Litter Characterization Study

The Curb Your Litter team designed a study to help us better understand what is in our street litter, where it comes from, and how we can stop it at the source. The four easy steps of the study are described below.

Study your own litter!

This methodology was created for Greenpoint, but we designed it to be flexible enough for people to use in other neighborhoods! Get started on your own litter characterization study by downloading our forms and guides.


Select a zone to analyze


We’ve divided Greenpoint into approximately 400 zones that measure 8 blocks each. We try to make sure that each zone can be defined as either residential, commercial or industrial- the three primary land uses in Greenpoint. At each clean up day, volunteers are assigned to pick up trash in a specific zone. We give out trash and recycling bags labeled by zone to keep this track of the litter collected per zone. When all the bags are returned, we select one zone that comprises approximately 10% of the total trash collected that day to sort and analyze.


Break open bags of collected trash from selected zone & sort them into ten categories

We want to find out what the main components of our street litter are to create targeted incentives to stop them at the source. Members of the project team that live in Greenpoint noticed that the majority of trash on the street is associated with food packaging: coffee cups, plastic bottles, styrofoam trays, and plastic bags. So, we made sure to break these out, along with other common items found throughout the neighborhood to come up with our final list of ten categories:

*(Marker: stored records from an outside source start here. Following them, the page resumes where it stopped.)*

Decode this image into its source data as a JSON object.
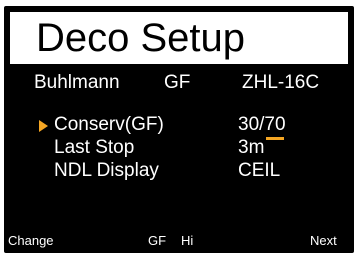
{
  "title": "Deco Setup",
  "header": {
    "model": "Buhlmann",
    "gf": "GF",
    "algorithm": "ZHL-16C"
  },
  "rows": [
    {
      "label": "Conserv(GF)",
      "value_low": "30",
      "value_sep": "/",
      "value_high": "70",
      "selected": true
    },
    {
      "label": "Last Stop",
      "value": "3m"
    },
    {
      "label": "NDL Display",
      "value": "CEIL"
    }
  ],
  "footer": {
    "left": "Change",
    "mid_gf": "GF",
    "mid_hi": "Hi",
    "right": "Next"
  },
  "colors": {
    "background": "#000000",
    "text": "#ffffff",
    "accent": "#f5a623",
    "title_bar": "#ffffff"
  },
  "icons": {
    "cursor": "selection-arrow-icon"
  }
}
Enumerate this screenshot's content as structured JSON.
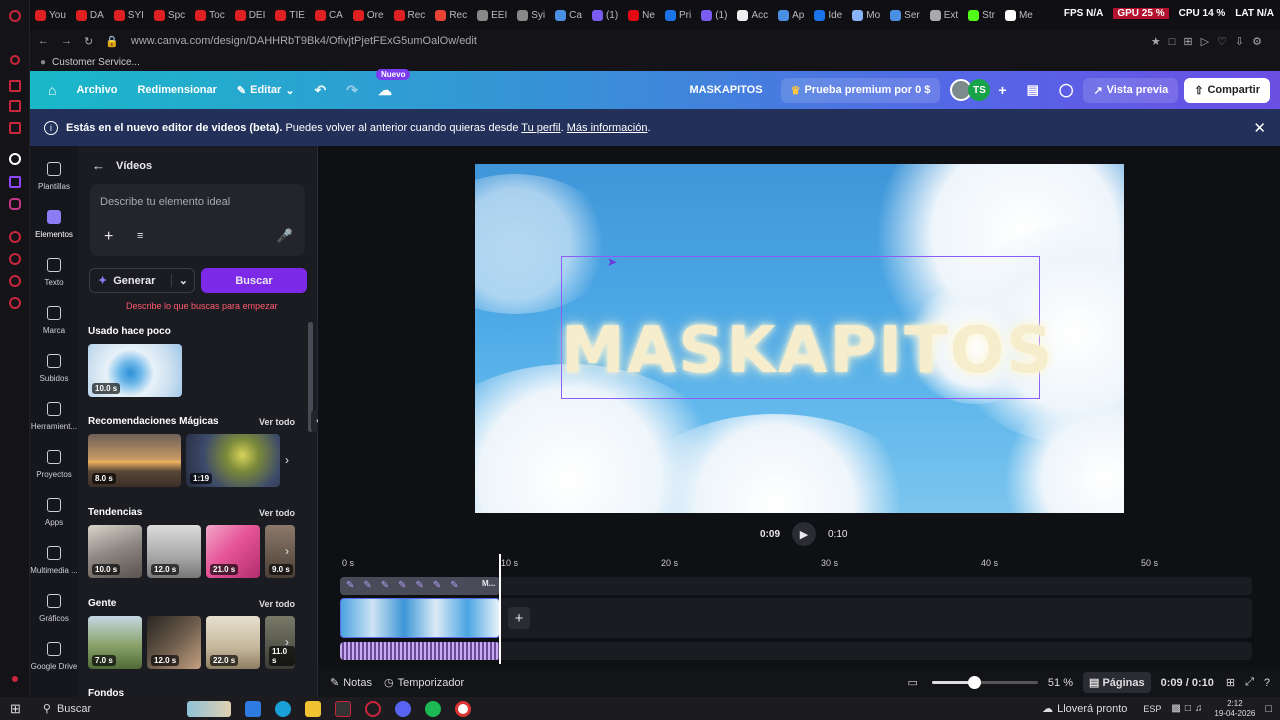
{
  "browser": {
    "tabs": [
      {
        "label": "You",
        "color": "#e02020"
      },
      {
        "label": "DA",
        "color": "#e02020"
      },
      {
        "label": "SYI",
        "color": "#e02020"
      },
      {
        "label": "Spc",
        "color": "#e02020"
      },
      {
        "label": "Toc",
        "color": "#e02020"
      },
      {
        "label": "DEI",
        "color": "#e02020"
      },
      {
        "label": "TIE",
        "color": "#e02020"
      },
      {
        "label": "CA",
        "color": "#e02020"
      },
      {
        "label": "Ore",
        "color": "#e02020"
      },
      {
        "label": "Rec",
        "color": "#e02020"
      },
      {
        "label": "Rec",
        "color": "#ea4335"
      },
      {
        "label": "EEI",
        "color": "#888888"
      },
      {
        "label": "Syi",
        "color": "#888888"
      },
      {
        "label": "Ca",
        "color": "#4a90e2"
      },
      {
        "label": "(1)",
        "color": "#7b5cf0"
      },
      {
        "label": "Ne",
        "color": "#e50914"
      },
      {
        "label": "Pri",
        "color": "#1a73e8"
      },
      {
        "label": "(1)",
        "color": "#7b5cf0"
      },
      {
        "label": "Acc",
        "color": "#eeeeee"
      },
      {
        "label": "Ap",
        "color": "#4a90e2"
      },
      {
        "label": "Ide",
        "color": "#1a73e8"
      },
      {
        "label": "Mo",
        "color": "#8ab4f8"
      },
      {
        "label": "Ser",
        "color": "#4a90e2"
      },
      {
        "label": "Ext",
        "color": "#aaaaaa"
      },
      {
        "label": "Str",
        "color": "#53fc18"
      },
      {
        "label": "Me",
        "color": "#ffffff"
      }
    ],
    "hud": {
      "fps": "FPS N/A",
      "gpu": "GPU 25 %",
      "cpu": "CPU 14 %",
      "lat": "LAT N/A"
    },
    "url": "www.canva.com/design/DAHHRbT9Bk4/OfivjtPjetFExG5umOalOw/edit",
    "bookmark": "Customer Service..."
  },
  "header": {
    "archivo": "Archivo",
    "redimensionar": "Redimensionar",
    "editar": "Editar",
    "nuevo_badge": "Nuevo",
    "design_name": "MASKAPITOS",
    "premium": "Prueba premium por 0 $",
    "avatar_initials": "TS",
    "preview": "Vista previa",
    "share": "Compartir"
  },
  "banner": {
    "bold": "Estás en el nuevo editor de videos (beta).",
    "text": "Puedes volver al anterior cuando quieras desde",
    "link1": "Tu perfil",
    "sep": ".",
    "link2": "Más información",
    "end": "."
  },
  "rail": [
    {
      "label": "Plantillas",
      "icon": "layout-icon"
    },
    {
      "label": "Elementos",
      "icon": "elements-icon"
    },
    {
      "label": "Texto",
      "icon": "text-icon"
    },
    {
      "label": "Marca",
      "icon": "brand-icon"
    },
    {
      "label": "Subidos",
      "icon": "upload-icon"
    },
    {
      "label": "Herramient...",
      "icon": "tools-icon"
    },
    {
      "label": "Proyectos",
      "icon": "folder-icon"
    },
    {
      "label": "Apps",
      "icon": "apps-icon"
    },
    {
      "label": "Multimedia ...",
      "icon": "media-icon"
    },
    {
      "label": "Gráficos",
      "icon": "graphics-icon"
    },
    {
      "label": "Google Drive",
      "icon": "drive-icon"
    }
  ],
  "panel": {
    "title": "Vídeos",
    "search_placeholder": "Describe tu elemento ideal",
    "generate": "Generar",
    "search_button": "Buscar",
    "hint": "Describe lo que buscas para empezar",
    "recent_title": "Usado hace poco",
    "recent": [
      {
        "duration": "10.0 s"
      }
    ],
    "magic_title": "Recomendaciones Mágicas",
    "see_all": "Ver todo",
    "magic": [
      {
        "duration": "8.0 s"
      },
      {
        "duration": "1:19"
      }
    ],
    "trends_title": "Tendencias",
    "trends": [
      {
        "duration": "10.0 s"
      },
      {
        "duration": "12.0 s"
      },
      {
        "duration": "21.0 s"
      },
      {
        "duration": "9.0 s"
      }
    ],
    "people_title": "Gente",
    "people": [
      {
        "duration": "7.0 s"
      },
      {
        "duration": "12.0 s"
      },
      {
        "duration": "22.0 s"
      },
      {
        "duration": "11.0 s"
      }
    ],
    "next_title": "Fondos"
  },
  "canvas": {
    "title_text": "MASKAPITOS"
  },
  "player": {
    "current": "0:09",
    "total": "0:10"
  },
  "timeline": {
    "ticks": [
      "0 s",
      "10 s",
      "20 s",
      "30 s",
      "40 s",
      "50 s"
    ],
    "clip_label": "M..."
  },
  "bottom": {
    "notes": "Notas",
    "timer": "Temporizador",
    "zoom": "51 %",
    "pages": "Páginas",
    "time": "0:09 / 0:10",
    "zoom_level": 0.4
  },
  "taskbar": {
    "search": "Buscar",
    "weather": "Lloverá pronto",
    "lang": "ESP",
    "time": "2:12",
    "date": "19-04-2026"
  }
}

  1. Plastic Carryout Bags
  2. Cigarette Butts
  3. Styrofoam/Expanded Polystrene (for food service)*
  4. Styrofoam/Expanded Polystrene (non-food service)*
  5. Other single-use food packaging
  6. Other Trash
  7. Paper (non-food, including cardboard)
  8. Glass
  9. Plastic Bottles
  10. Metal Cans

At each Clean Up Day, Volunteer Leaders dump out bags of trash onto a tarp, and sort the pile into a 5-gallon bucket labeled with the relevant category to be weighed.


Weigh each category


As the buckets fill up, the Volunteer Leaders weigh each one on a scale. We also count cigarette butts, plastic bags and food service styrofoam, because they are so light that weighing them doesn’t accurately capture their abundance. We’re using a heavy duty postal scale by Accuteck to measure the weight of the sorted trash and the overall trash collected at each clean up day.


Record on a log sheet


Weights are recorded on the back of the Zone Log sheet to the nearest .05 of a pound.

We included results from Clean Up Day #3 below as an example of what findings from this study look like.

Zone 3.3: Green to Java Streets, including Provost

Predominant character of blocks Industrial + Residential
Blocks 8
Trash bags collected 5
Recycling bags collected 3
Total bags collected 8
Weight of collected trash 35 lbs
Weight of collected recyclables 19 lbs
Total weight of litter collected in Zone 3.3 54 lbs
Littered Item Total Collected
Plastic Carryout Bags (weight) 0
Plastic Carryout Bags (count) 43
Cigarette Butts (weight) 0.75
Cigarette Butts (count) 869
Food Service Styrofoam/EPS (weight) 0
Food Service Styrofoam/EPS (count) 1
Other Styrofoam/EPS (weight) 0.3
Other Single-Use Food Packaging (weight) 4.95
Other Trash (weight) 22.6
Paper (weight) 6.35
Glass (weight) 5
Plastic Bottles (weight) 1.85
Metal Cans (weight) 2.9